- Public finance for subsidies should be available as part of social safety net programs. Governments already do this with education and health, so shouldn’t water and sanitation be the same?
Should there be limits to how much the private sector benefits from selling WASH products and services to the poor?
This ties into a bigger question: should public finance be used to benefit the private sector, especially when providing essential services? Will supporting a purely free-market approach lead to greater incentives for the private sector to enter markets with affordable and high quality services, or are limits necessary to ensure equity, affordability, and accountability? I debated this question with Population Services International’s (PSI) John Sauer. We agreed on the following points:
- Profit cannot be ignored. There’s not a huge profit to be made selling WASH products and services to poor people. While it’s possible to develop a viable business doing this, it often needs public sector finance to absorb some of the risk, and allow businesses to survive and invest in research and development.
- Appropriate regulation and enforcement is critical. A tiered pricing strategy is an example of how profit can be maximized while ensuring price limits for poorer income groups. Pricing regulation around things like water tariffs and desludging, as well as social safety net programs, are needed to ensure that the poorest are not priced out; regardless of who is delivering the service.
- Responsible businesses are more than cheap prices. Private enterprises may not always be incentivized to sell to the poorest, as an ‘affordable’ price doesn’t provide a sufficient margin. However, in the long term, a sustainable business is one that is operating ethically within the market, looks after its employees, and creates affordable products and services.
It’s preferential to work through small and medium-sized enterprises (SMEs) in market-based approaches
Most development actors won’t flinch at the prospect of supporting a SME, but there’s trepidation once the conversation turns toward supporting a larger, profitable company to make even more money. WaterSHED Cambodia’s Geoff Revell and iDE’s Yi Wei debated which type of partnership has more impact. Here’s where we found common ground:
- Both SMEs and larger companies are necessary to develop sustainable WASH markets. SMEs are critical for selling toilets in remote rural areas, but they can’t buy their toilet components from each other. They need larger businesses supporting the supply chain, and bringing talent.
- No matter the size of the business, it’s critical that we’re supporting companies that that operate in an ethical and inclusive manner if we’re serious about long-term change.
A strictly defined ‘approach’, is less important than results, impact and outcomes which include equity, inclusion and financial viability at their core.
As one of the debaters, what did I walk away with?
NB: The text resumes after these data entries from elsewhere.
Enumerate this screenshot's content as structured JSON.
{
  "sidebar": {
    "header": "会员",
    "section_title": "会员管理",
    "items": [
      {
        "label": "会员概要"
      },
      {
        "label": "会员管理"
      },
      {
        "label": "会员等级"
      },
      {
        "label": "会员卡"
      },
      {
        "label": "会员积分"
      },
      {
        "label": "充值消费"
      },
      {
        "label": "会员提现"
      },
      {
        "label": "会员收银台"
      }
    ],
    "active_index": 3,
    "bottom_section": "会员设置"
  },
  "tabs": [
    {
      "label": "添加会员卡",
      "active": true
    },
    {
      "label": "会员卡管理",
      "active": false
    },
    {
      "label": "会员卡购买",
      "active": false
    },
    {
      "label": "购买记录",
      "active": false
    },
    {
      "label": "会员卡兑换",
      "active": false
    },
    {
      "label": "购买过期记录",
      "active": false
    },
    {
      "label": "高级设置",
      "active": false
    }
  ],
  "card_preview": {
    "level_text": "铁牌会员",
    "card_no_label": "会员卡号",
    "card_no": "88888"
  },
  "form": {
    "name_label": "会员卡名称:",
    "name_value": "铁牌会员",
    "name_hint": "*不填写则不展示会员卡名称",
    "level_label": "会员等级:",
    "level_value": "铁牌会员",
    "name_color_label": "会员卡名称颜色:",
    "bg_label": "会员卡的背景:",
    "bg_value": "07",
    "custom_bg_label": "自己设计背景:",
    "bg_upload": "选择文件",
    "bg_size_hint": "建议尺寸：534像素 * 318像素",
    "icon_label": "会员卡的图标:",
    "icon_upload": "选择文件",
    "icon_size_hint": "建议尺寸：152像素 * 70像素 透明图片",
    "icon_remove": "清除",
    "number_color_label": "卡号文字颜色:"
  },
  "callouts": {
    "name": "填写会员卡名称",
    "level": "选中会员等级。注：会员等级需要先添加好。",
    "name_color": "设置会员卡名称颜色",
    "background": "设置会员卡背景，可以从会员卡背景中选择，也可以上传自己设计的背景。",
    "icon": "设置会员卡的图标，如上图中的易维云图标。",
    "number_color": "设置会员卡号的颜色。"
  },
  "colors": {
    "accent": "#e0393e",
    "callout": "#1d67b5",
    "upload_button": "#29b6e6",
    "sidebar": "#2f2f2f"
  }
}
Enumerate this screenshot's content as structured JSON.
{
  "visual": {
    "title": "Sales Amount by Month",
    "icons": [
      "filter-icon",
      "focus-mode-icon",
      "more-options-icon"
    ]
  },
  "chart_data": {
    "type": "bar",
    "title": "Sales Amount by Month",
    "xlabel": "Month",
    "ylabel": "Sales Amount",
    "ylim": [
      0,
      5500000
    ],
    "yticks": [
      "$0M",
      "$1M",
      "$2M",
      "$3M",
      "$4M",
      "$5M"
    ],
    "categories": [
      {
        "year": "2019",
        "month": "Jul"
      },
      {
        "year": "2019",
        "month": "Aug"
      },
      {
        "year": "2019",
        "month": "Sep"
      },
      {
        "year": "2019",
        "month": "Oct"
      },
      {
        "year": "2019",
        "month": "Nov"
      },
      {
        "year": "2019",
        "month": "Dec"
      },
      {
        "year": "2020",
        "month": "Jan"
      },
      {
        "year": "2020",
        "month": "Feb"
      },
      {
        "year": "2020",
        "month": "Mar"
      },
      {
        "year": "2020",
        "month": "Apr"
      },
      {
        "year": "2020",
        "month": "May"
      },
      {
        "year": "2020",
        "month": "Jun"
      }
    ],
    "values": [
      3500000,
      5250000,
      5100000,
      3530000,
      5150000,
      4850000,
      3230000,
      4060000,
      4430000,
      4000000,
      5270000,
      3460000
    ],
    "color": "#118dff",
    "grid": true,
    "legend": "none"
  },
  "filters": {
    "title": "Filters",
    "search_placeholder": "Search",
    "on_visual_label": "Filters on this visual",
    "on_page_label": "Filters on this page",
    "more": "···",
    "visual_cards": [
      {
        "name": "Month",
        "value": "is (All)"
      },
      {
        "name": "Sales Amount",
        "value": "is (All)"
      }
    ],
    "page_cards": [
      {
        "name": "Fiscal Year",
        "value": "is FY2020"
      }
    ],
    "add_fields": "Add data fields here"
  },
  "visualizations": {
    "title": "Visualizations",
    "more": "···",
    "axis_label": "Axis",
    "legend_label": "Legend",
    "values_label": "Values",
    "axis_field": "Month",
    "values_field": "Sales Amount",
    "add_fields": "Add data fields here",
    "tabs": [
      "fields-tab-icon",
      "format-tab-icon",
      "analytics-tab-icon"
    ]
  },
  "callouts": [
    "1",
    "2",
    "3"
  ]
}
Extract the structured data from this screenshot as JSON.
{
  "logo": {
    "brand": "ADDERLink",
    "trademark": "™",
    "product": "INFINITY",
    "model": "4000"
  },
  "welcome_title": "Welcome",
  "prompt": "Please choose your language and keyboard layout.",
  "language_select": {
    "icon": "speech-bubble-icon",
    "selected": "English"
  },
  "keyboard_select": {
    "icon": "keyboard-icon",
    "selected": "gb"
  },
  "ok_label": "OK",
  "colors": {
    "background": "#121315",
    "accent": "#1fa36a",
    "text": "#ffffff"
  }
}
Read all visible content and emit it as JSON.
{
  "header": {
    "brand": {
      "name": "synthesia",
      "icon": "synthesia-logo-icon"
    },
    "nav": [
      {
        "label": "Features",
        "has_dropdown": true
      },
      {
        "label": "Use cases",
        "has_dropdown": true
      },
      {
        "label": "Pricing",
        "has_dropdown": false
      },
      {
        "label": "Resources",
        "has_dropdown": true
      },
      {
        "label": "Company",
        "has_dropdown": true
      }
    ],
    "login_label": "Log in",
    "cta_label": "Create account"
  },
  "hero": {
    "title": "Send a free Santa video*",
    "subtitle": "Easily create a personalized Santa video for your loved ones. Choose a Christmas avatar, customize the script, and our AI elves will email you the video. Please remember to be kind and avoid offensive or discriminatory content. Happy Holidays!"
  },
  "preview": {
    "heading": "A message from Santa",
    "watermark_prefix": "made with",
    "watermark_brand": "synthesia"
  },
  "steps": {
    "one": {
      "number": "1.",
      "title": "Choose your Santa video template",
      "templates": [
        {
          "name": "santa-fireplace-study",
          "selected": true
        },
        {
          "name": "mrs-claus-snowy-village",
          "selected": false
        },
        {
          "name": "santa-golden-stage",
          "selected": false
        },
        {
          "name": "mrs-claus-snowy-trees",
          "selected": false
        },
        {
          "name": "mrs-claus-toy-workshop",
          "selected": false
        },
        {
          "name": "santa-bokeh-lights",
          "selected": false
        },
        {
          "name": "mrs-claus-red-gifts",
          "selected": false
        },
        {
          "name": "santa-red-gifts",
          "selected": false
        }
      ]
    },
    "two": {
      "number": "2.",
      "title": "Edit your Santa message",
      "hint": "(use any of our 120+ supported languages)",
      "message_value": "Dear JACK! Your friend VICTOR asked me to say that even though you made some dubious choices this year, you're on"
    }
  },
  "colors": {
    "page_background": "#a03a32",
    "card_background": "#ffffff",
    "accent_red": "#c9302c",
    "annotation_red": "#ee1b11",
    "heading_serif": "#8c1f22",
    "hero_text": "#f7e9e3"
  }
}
That the government plays a critical role in ensuring that the poorest and most marginalized are not left behind. Knowing we have a role to support the development of social safety net programs, and advocate for the inclusion of water and sanitation. Not all service provision models will offer sufficient margins to stand on their own two feet financially; and we need to understand how best to support this shortfall in a sustainable manner. And that a strictly defined ‘approach’, is less important than results, impact and outcomes which include equity, inclusion and financial viability at their core.
Tom leads Oxfam GB's work in markets-based approaches to water and sanitation access. Tom works with programme colleagues and partners in countries around the world to establish affordable and sustainable operating systems throughout the water and sanitation value chain. The aim of his work is to ensure that water and sanitation systems are economically viable and provide affordable and inclusive services.